> [Assigned task]
Could you count how many lines of the data include "action" and answer with the number only?

[[ Record extracts, beginning ]]

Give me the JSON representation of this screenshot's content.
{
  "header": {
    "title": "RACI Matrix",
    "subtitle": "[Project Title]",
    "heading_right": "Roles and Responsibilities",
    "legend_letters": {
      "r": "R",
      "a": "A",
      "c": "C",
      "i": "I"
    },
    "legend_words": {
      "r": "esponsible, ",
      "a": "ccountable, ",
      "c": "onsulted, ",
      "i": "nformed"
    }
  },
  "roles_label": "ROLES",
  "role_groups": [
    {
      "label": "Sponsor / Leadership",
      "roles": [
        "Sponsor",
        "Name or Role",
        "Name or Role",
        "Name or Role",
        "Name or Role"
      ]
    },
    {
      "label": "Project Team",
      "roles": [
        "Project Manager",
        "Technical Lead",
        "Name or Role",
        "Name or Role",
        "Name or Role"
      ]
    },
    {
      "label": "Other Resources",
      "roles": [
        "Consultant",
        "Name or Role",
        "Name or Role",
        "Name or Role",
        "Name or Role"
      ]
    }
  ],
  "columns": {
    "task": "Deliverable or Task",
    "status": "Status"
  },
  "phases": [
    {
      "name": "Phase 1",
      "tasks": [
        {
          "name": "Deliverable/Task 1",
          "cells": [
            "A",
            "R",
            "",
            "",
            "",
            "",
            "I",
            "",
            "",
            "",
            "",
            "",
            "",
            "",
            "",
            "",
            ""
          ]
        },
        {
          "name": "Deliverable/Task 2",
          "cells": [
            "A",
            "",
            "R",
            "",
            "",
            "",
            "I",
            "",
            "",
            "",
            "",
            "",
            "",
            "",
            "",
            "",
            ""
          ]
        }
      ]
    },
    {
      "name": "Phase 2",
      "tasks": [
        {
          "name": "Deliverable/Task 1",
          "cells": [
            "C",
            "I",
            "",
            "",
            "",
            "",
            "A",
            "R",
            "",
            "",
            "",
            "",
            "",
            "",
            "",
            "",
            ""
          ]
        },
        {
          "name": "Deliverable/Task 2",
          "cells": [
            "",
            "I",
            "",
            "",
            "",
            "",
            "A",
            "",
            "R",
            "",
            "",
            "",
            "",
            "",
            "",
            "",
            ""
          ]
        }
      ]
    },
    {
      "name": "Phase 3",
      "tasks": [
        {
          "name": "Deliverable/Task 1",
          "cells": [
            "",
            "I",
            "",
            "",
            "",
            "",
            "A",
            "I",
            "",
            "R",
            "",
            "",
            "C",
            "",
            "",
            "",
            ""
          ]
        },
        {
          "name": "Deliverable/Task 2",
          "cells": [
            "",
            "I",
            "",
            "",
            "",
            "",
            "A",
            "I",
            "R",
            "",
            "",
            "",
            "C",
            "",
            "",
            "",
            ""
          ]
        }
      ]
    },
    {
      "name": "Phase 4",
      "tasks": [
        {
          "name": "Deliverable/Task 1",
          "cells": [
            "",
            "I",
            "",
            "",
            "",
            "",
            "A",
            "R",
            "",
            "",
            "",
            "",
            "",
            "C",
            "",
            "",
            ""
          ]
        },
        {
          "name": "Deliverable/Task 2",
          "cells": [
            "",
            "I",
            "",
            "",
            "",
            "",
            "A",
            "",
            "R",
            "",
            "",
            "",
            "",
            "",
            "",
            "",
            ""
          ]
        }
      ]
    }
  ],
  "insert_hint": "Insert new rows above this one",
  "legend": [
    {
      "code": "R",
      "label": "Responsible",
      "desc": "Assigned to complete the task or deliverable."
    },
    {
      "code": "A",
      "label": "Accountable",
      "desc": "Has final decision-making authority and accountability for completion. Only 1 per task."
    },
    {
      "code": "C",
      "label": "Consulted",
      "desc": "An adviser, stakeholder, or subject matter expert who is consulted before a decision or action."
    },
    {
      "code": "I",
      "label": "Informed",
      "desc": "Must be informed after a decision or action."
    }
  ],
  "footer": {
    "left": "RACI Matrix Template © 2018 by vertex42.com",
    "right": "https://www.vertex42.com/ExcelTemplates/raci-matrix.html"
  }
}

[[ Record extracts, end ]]

> [Exercise answer]
2